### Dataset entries

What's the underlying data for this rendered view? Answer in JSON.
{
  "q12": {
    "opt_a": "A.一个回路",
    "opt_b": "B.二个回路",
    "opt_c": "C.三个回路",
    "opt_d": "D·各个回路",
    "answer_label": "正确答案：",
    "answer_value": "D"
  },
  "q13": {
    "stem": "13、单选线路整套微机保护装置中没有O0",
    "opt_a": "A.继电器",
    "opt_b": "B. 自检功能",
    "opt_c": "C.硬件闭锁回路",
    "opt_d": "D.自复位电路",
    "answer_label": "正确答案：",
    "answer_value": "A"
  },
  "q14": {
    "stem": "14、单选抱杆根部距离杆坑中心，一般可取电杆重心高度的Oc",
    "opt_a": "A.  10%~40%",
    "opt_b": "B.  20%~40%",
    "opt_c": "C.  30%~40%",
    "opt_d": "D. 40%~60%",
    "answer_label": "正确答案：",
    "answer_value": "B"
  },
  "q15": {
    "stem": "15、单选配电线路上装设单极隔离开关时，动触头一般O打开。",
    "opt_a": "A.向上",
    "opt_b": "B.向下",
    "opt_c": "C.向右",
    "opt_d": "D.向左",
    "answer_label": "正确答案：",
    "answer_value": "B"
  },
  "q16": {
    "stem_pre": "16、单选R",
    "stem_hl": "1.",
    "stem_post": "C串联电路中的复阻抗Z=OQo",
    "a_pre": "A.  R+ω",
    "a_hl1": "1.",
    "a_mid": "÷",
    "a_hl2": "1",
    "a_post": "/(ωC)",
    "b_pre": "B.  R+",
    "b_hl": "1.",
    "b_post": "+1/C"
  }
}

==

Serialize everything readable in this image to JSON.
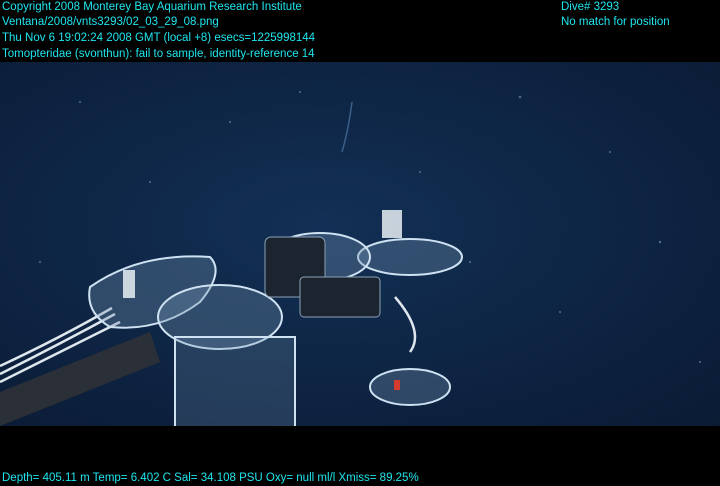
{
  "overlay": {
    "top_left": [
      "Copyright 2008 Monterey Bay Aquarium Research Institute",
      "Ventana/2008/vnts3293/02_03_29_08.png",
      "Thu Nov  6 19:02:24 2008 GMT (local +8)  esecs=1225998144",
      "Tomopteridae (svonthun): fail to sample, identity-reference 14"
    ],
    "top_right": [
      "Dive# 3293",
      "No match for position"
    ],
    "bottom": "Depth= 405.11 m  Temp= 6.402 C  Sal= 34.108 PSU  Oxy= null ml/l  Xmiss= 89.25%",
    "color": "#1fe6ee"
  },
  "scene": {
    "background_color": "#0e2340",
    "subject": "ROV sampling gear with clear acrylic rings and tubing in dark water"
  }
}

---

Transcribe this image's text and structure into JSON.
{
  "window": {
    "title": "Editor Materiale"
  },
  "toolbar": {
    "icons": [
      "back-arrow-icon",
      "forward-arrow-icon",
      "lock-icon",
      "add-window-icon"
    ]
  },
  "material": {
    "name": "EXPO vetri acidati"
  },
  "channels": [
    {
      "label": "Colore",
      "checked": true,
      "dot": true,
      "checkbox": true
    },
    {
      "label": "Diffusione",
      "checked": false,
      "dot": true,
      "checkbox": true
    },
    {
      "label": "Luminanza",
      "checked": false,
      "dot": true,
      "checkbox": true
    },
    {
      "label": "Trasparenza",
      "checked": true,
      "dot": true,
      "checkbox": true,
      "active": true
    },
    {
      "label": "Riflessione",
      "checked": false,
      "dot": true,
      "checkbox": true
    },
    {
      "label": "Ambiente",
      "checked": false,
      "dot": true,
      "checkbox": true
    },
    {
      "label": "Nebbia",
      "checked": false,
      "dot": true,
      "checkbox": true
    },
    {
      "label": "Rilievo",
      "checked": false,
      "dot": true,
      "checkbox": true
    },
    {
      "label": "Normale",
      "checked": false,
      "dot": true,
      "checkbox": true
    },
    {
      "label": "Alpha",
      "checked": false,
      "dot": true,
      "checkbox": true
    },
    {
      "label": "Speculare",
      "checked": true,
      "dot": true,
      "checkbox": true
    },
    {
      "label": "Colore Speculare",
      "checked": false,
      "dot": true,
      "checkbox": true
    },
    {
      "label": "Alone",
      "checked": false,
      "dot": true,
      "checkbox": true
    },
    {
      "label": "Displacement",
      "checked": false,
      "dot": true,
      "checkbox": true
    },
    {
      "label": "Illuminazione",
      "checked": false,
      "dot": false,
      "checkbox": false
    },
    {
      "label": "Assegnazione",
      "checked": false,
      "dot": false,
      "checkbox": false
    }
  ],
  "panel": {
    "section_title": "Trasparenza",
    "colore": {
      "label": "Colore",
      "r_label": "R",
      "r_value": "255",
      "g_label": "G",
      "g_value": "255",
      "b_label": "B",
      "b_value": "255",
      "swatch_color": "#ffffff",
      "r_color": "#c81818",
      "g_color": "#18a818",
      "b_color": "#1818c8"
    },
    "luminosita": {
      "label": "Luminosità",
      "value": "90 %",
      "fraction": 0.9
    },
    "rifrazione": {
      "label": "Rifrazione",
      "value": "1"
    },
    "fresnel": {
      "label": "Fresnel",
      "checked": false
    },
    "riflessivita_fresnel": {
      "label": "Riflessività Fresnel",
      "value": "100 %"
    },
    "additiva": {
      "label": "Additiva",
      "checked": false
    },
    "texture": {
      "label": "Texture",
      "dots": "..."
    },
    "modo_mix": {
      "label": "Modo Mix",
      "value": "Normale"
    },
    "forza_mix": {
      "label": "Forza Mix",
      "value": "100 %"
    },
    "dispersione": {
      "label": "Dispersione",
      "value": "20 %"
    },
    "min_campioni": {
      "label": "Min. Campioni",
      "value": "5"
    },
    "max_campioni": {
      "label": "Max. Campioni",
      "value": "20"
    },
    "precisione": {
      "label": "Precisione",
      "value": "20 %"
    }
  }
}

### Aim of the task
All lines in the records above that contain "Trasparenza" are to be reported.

### Answer below
      "label": "Trasparenza",
    "section_title": "Trasparenza",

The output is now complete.